Take the line that has "Output a JSON" in it and every line after it to the end of the entries, and reproduce them exactly.
MATERIAL SHOWN section start
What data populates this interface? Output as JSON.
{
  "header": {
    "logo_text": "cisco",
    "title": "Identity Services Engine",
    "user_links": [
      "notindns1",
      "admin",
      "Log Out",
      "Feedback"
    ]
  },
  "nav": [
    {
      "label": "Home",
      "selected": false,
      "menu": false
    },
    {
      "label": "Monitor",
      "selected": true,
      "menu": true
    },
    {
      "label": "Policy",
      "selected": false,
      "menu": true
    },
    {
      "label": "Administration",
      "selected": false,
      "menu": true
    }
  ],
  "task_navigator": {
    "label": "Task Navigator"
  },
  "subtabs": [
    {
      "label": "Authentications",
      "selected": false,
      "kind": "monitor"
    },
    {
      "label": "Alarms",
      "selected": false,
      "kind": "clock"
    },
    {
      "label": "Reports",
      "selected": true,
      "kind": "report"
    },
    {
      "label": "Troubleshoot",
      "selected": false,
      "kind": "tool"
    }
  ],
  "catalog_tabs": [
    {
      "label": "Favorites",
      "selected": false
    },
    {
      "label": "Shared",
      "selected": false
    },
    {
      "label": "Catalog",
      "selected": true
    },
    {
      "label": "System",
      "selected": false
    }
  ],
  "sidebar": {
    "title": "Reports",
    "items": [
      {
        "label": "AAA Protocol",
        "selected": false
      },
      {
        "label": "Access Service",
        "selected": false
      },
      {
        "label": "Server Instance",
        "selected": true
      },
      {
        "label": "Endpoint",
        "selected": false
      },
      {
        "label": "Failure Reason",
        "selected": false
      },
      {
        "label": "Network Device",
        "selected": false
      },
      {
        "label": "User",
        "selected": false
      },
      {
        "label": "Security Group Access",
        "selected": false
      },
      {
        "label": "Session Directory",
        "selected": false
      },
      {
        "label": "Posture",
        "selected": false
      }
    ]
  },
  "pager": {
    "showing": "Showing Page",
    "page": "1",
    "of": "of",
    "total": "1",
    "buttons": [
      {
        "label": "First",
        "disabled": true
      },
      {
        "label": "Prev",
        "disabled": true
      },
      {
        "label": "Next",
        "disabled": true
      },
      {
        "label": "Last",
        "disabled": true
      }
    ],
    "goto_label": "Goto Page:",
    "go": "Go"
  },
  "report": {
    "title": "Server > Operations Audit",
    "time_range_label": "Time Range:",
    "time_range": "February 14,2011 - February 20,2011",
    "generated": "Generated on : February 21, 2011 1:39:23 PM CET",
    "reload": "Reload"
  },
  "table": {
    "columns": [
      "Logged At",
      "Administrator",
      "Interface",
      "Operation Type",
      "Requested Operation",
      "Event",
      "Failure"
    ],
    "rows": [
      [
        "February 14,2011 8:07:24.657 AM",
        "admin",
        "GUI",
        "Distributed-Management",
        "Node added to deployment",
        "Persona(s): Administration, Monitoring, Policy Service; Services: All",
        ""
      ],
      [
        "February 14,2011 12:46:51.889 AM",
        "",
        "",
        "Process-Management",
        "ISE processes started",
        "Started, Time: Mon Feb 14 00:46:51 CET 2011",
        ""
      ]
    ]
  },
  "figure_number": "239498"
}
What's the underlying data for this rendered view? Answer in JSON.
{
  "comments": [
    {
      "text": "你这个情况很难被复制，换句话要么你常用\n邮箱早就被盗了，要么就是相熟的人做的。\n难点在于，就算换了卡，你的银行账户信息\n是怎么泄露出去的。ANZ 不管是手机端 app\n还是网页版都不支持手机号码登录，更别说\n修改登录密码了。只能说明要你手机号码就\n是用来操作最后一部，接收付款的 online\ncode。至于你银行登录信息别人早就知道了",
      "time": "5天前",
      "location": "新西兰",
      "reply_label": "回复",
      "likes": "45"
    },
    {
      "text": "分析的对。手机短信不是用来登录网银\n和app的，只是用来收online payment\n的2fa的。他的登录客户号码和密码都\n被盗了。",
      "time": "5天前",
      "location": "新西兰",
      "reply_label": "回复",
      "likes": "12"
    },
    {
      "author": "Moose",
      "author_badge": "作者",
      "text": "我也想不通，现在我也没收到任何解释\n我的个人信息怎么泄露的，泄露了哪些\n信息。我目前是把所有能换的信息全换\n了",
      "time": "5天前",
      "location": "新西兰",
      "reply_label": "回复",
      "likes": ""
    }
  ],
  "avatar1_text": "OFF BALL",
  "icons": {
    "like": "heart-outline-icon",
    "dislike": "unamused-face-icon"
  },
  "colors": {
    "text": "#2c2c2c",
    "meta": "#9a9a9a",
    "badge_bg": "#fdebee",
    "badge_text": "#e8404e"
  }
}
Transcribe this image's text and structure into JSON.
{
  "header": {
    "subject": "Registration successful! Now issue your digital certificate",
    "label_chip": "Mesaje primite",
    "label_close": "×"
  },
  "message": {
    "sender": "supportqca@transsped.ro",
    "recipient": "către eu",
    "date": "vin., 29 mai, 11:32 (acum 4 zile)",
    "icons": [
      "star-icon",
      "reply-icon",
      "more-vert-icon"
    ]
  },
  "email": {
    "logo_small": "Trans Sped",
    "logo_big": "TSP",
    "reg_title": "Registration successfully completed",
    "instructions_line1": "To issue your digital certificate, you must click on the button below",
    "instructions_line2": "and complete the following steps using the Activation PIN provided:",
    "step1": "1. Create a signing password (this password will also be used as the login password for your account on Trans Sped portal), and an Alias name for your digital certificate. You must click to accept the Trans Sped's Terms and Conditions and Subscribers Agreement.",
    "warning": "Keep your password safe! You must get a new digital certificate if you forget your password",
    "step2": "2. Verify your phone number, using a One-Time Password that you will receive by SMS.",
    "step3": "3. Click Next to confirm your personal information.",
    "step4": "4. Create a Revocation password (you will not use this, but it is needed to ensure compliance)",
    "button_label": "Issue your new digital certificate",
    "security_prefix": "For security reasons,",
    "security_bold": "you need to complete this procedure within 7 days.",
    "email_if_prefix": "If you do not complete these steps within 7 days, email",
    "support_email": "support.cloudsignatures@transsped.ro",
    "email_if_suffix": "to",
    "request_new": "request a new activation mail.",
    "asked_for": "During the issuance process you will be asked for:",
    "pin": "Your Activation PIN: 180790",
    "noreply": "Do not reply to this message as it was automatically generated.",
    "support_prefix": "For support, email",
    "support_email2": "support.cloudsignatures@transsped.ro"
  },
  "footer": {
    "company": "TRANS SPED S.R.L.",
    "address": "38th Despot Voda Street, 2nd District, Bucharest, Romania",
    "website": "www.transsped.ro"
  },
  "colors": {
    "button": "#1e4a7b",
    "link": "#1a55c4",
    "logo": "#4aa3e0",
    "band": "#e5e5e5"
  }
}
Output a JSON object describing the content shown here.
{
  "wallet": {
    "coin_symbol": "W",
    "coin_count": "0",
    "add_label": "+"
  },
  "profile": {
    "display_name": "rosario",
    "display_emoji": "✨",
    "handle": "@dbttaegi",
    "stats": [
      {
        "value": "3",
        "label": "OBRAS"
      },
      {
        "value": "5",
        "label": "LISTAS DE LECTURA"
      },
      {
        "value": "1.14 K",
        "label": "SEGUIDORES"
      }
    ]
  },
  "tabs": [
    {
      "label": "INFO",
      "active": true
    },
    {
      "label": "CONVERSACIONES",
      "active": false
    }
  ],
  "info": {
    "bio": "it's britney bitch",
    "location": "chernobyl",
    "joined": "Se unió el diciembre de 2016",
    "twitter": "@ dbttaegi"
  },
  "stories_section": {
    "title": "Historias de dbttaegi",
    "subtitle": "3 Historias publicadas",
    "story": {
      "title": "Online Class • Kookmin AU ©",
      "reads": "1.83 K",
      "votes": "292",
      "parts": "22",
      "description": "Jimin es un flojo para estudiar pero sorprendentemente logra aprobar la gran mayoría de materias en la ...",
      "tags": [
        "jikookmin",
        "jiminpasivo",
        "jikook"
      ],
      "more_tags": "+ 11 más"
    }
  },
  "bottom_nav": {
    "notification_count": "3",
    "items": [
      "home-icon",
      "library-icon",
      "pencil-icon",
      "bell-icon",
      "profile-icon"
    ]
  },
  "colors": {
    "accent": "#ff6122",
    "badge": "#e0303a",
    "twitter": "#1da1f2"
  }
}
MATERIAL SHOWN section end
— EXPECTED OUTPUT —
Output a JSON object describing the content shown here.
{
  "wallet": {
    "coin_symbol": "W",
    "coin_count": "0",
    "add_label": "+"
  },
  "profile": {
    "display_name": "rosario",
    "display_emoji": "✨",
    "handle": "@dbttaegi",
    "stats": [
      {
        "value": "3",
        "label": "OBRAS"
      },
      {
        "value": "5",
        "label": "LISTAS DE LECTURA"
      },
      {
        "value": "1.14 K",
        "label": "SEGUIDORES"
      }
    ]
  },
  "tabs": [
    {
      "label": "INFO",
      "active": true
    },
    {
      "label": "CONVERSACIONES",
      "active": false
    }
  ],
  "info": {
    "bio": "it's britney bitch",
    "location": "chernobyl",
    "joined": "Se unió el diciembre de 2016",
    "twitter": "@ dbttaegi"
  },
  "stories_section": {
    "title": "Historias de dbttaegi",
    "subtitle": "3 Historias publicadas",
    "story": {
      "title": "Online Class • Kookmin AU ©",
      "reads": "1.83 K",
      "votes": "292",
      "parts": "22",
      "description": "Jimin es un flojo para estudiar pero sorprendentemente logra aprobar la gran mayoría de materias en la ...",
      "tags": [
        "jikookmin",
        "jiminpasivo",
        "jikook"
      ],
      "more_tags": "+ 11 más"
    }
  },
  "bottom_nav": {
    "notification_count": "3",
    "items": [
      "home-icon",
      "library-icon",
      "pencil-icon",
      "bell-icon",
      "profile-icon"
    ]
  },
  "colors": {
    "accent": "#ff6122",
    "badge": "#e0303a",
    "twitter": "#1da1f2"
  }
}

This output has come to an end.